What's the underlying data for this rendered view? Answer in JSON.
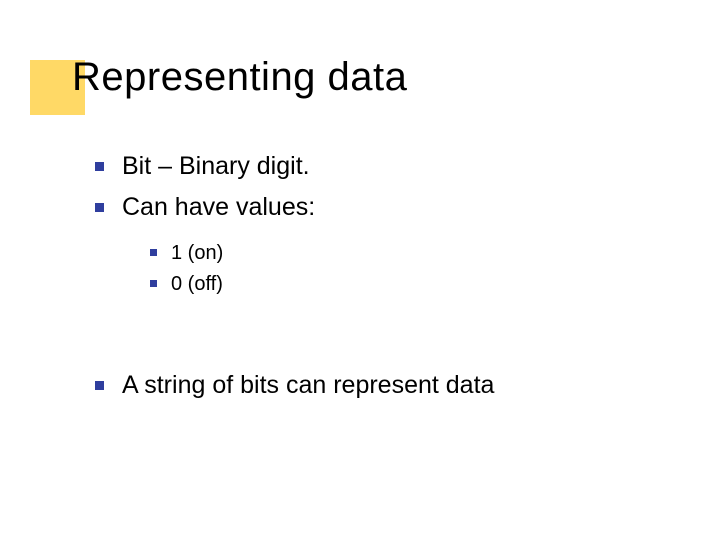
{
  "title": "Representing data",
  "bullets": {
    "b1": "Bit – Binary digit.",
    "b2": "Can have values:",
    "sub1": "1 (on)",
    "sub2": "0 (off)",
    "b3": "A string of bits can represent data"
  }
}
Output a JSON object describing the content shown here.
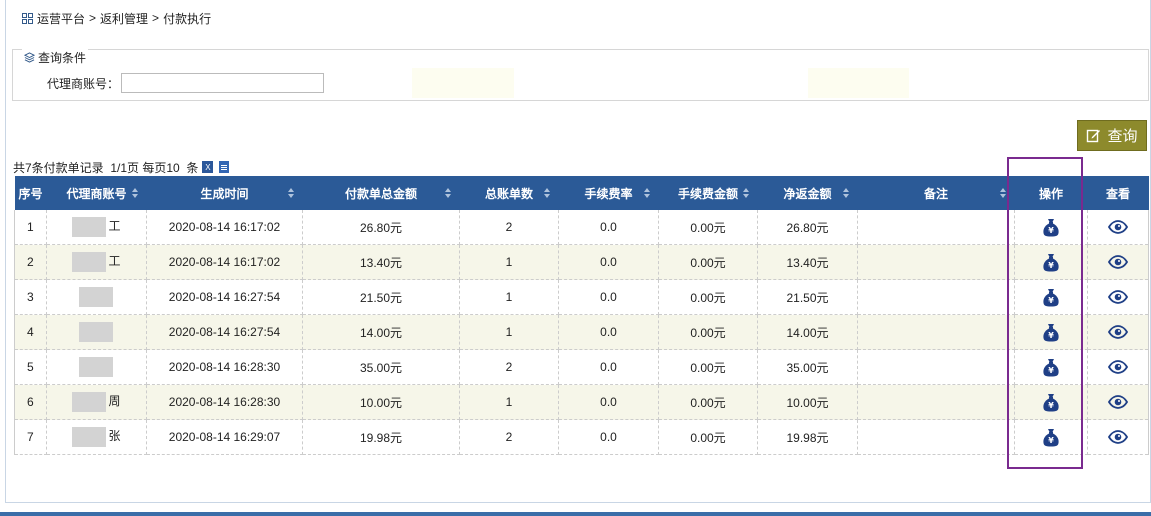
{
  "breadcrumb": [
    "运营平台",
    ">",
    "返利管理",
    ">",
    "付款执行"
  ],
  "query": {
    "legend": "查询条件",
    "agent_label": "代理商账号：",
    "agent_value": "",
    "button_label": "查询"
  },
  "summary": {
    "text": "共7条付款单记录  1/1页 每页10  条"
  },
  "table": {
    "headers": [
      "序号",
      "代理商账号",
      "生成时间",
      "付款单总金额",
      "总账单数",
      "手续费率",
      "手续费金额",
      "净返金额",
      "备注",
      "操作",
      "查看"
    ],
    "rows": [
      {
        "no": "1",
        "agent": "工",
        "time": "2020-08-14 16:17:02",
        "total": "26.80元",
        "count": "2",
        "rate": "0.0",
        "fee": "0.00元",
        "net": "26.80元",
        "remark": ""
      },
      {
        "no": "2",
        "agent": "工",
        "time": "2020-08-14 16:17:02",
        "total": "13.40元",
        "count": "1",
        "rate": "0.0",
        "fee": "0.00元",
        "net": "13.40元",
        "remark": ""
      },
      {
        "no": "3",
        "agent": "",
        "time": "2020-08-14 16:27:54",
        "total": "21.50元",
        "count": "1",
        "rate": "0.0",
        "fee": "0.00元",
        "net": "21.50元",
        "remark": ""
      },
      {
        "no": "4",
        "agent": "",
        "time": "2020-08-14 16:27:54",
        "total": "14.00元",
        "count": "1",
        "rate": "0.0",
        "fee": "0.00元",
        "net": "14.00元",
        "remark": ""
      },
      {
        "no": "5",
        "agent": "",
        "time": "2020-08-14 16:28:30",
        "total": "35.00元",
        "count": "2",
        "rate": "0.0",
        "fee": "0.00元",
        "net": "35.00元",
        "remark": ""
      },
      {
        "no": "6",
        "agent": "周",
        "time": "2020-08-14 16:28:30",
        "total": "10.00元",
        "count": "1",
        "rate": "0.0",
        "fee": "0.00元",
        "net": "10.00元",
        "remark": ""
      },
      {
        "no": "7",
        "agent": "张",
        "time": "2020-08-14 16:29:07",
        "total": "19.98元",
        "count": "2",
        "rate": "0.0",
        "fee": "0.00元",
        "net": "19.98元",
        "remark": ""
      }
    ]
  },
  "colors": {
    "header_bg": "#2b5a97",
    "button_bg": "#8d8a2c",
    "icon_color": "#1f3f86",
    "highlight_border": "#7a2a8f"
  },
  "icons": {
    "breadcrumb": "grid-icon",
    "legend": "layers-icon",
    "query": "edit-icon",
    "pay": "money-bag-icon",
    "view": "eye-icon",
    "excel": "excel-icon",
    "doc": "document-icon"
  }
}
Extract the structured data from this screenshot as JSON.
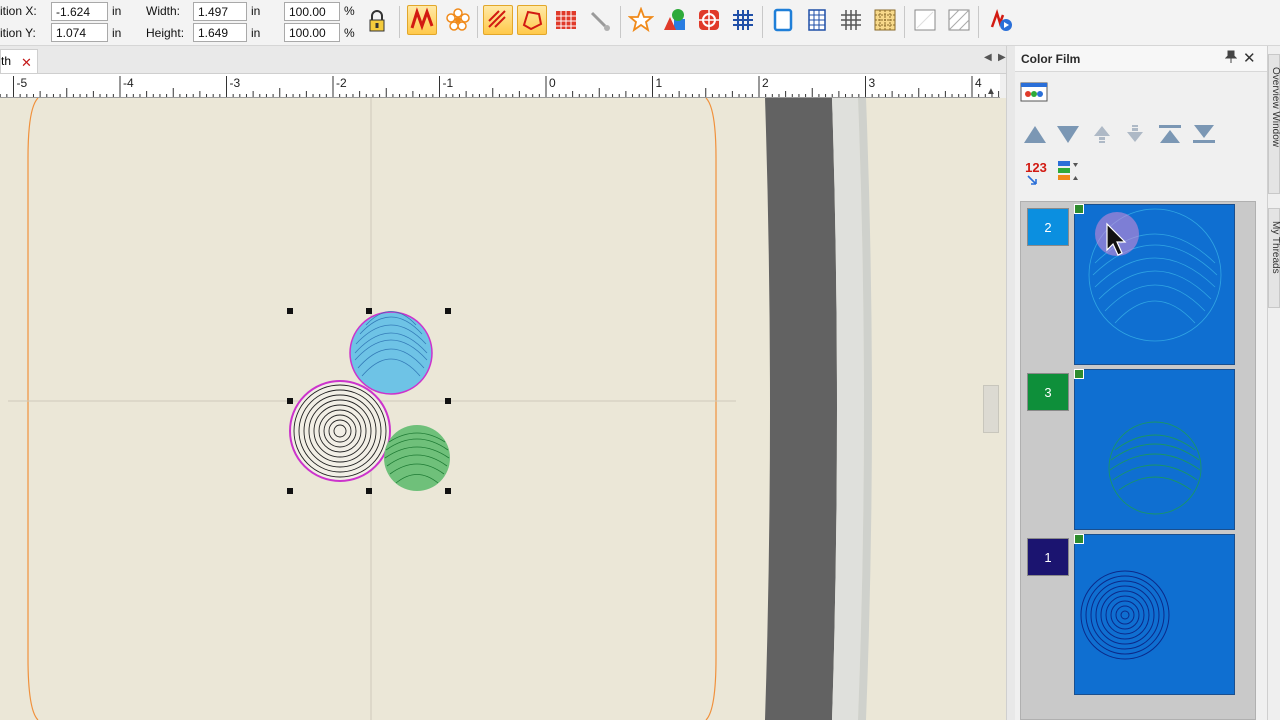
{
  "toolbar": {
    "position_x_label": "ition X:",
    "position_x_value": "-1.624",
    "position_x_unit": "in",
    "position_y_label": "ition Y:",
    "position_y_value": "1.074",
    "position_y_unit": "in",
    "width_label": "Width:",
    "width_value": "1.497",
    "width_unit": "in",
    "height_label": "Height:",
    "height_value": "1.649",
    "height_unit": "in",
    "scale_w_value": "100.00",
    "scale_w_unit": "%",
    "scale_h_value": "100.00",
    "scale_h_unit": "%",
    "tools": [
      "lock-proportions",
      "running-stitch",
      "flower-shape",
      "fill-stitch",
      "shape-outline",
      "grid-fill",
      "connector-tool",
      "star-shape",
      "shapes",
      "quilt-block",
      "crosshatch",
      "frame",
      "grid-small",
      "hash-grid",
      "pattern-fill",
      "blank-texture",
      "diagonal-texture",
      "stitch-player"
    ]
  },
  "document_tab": {
    "label": "th",
    "close": "✕"
  },
  "ruler": {
    "labels": [
      "-5",
      "-4",
      "-3",
      "-2",
      "-1",
      "0",
      "1",
      "2",
      "3",
      "4"
    ]
  },
  "panel": {
    "title": "Color Film",
    "pin_icon": "pin-icon",
    "close": "✕",
    "order_label": "123",
    "items": [
      {
        "number": "2",
        "color": "#0b8fe0"
      },
      {
        "number": "3",
        "color": "#0e8f3a"
      },
      {
        "number": "1",
        "color": "#1b1470"
      }
    ]
  },
  "side_tabs": [
    "Overview Window",
    "My Threads"
  ],
  "colors": {
    "canvas": "#ebe7d7",
    "hoop_outline": "#f0913c",
    "thumb_background": "#0f6fd1",
    "selection_outline": "#d22fd3"
  }
}
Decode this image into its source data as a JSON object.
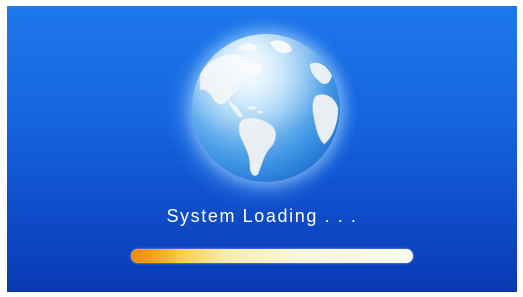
{
  "loading": {
    "message": "System Loading . . .",
    "progress": 1.0
  },
  "icons": {
    "globe": "globe-icon"
  },
  "colors": {
    "background_top": "#1d78ea",
    "background_bottom": "#0a3ab4",
    "progress_start": "#f08a00",
    "progress_end": "#fcfbf0",
    "text": "#ffffff"
  }
}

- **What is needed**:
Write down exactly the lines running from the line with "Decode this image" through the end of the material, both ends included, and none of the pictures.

- **Response to the task**:
Decode this image into its source data as a JSON object.
{
  "loading": {
    "message": "System Loading . . .",
    "progress": 1.0
  },
  "icons": {
    "globe": "globe-icon"
  },
  "colors": {
    "background_top": "#1d78ea",
    "background_bottom": "#0a3ab4",
    "progress_start": "#f08a00",
    "progress_end": "#fcfbf0",
    "text": "#ffffff"
  }
}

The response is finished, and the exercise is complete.